One thing that we’ve noticed over the years of watching this offense is that each quarterback has his own area of the field that he feels most comfortable attacking. For Minshew, that’s outside to the right. The Z receivers -- Easop Winston Jr. and Dezmon Patmon -- have combined for 78 targets, 54 receptions, 796 yards and seven touchdowns (ed. note: also Dezmon is tall, oh no!). They’ve been WSU’s two most explosive targets, so look for WSU to attack that area of the field perhaps a bit more than the others.
4. And how about one on defense?
The defense has had a rough time keeping up with the offense over the past few weeks. That side of the field just didn’t quite have the same horses to step in with the graduation of guys such as Mata’afa and nose tackle Daniel Ekuale. So, it’s the return of inside linebacker Peyton Pelluer that has given them the most help. Pelluer was granted a sixth year of eligibility after breaking his foot early last season, and he’s been an absolute stud. He’s leading the team in tackles, he’s tied for the team lead in tackles for loss, and he’s got a couple of sacks. He’s your quintessential stout inside linebacker, providing physical run support to a defensive line that’s been questionable at times. He’ll be the guy WSU will really lean on to try and slow down Oregon’s rushing attack.
5. What’s an advantage WSU might be able to exploit against Oregon this Saturday?
It seems one thing Oregon’s defense has been pretty good at, for the most part, is getting after the quarterback. That’ll be a challenge on Saturday; Minshew has been sacked on just 1.6 percent of his dropbacks, fourth best in the nation. Much of that is the rebuilt offensive line, which has been very good. But a lot of that is Minshew. He’s decisive with his throws, often getting rid of the ball ahead of the rush, but he’s also fairly mobile in the pocket. He’s not Justin Herbert when he gets into the open field, but he’s got enough speed to make a team pay if they lose contain and aren’t paying attention to him. His ability to extend plays should allow him to find the open guy, whether that’s in terms of the initial play or in terms of allowing guys to break open in the scramble drill.
6. What’s a weakness or disadvantage specific to this matchup that you guys are worried about?
Our secondary has been dreadful ever since getting scorched by Eastern Washington. They’ve had particular problems with athletic mismatches, which was on full display against USC. To that end, we’re extremely concerned about what Dillon Mitchell might do to us.
7. And the obligatory predictions - let’s do the final score, plus one other key team or player stat. What say you?
I don’t know how Vegas set an over/under less than 70, because I’m anticipating this game having two teams in the 40s. Both offenses are great, both defenses are suspect. The Cougars have home field advantage -- which is going to be turned up to 11, thanks to the arrival of College GameDay -- and are coming off a bye.
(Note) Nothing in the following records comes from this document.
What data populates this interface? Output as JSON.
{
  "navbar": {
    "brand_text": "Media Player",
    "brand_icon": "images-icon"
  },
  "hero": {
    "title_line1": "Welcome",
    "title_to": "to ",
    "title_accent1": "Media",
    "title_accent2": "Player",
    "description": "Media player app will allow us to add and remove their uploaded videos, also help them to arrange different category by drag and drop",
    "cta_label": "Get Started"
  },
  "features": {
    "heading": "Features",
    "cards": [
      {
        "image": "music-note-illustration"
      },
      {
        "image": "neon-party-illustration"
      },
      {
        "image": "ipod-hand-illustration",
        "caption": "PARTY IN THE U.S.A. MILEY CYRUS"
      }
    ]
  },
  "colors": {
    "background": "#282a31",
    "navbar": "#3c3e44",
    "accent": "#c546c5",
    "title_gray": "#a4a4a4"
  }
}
The Ducks are traveling after that got-dang war they just fought against Washington last weekend; that spells letdown to me. I think those things make the difference: 45-42, WSU.
Thanks again for your time, Jeff!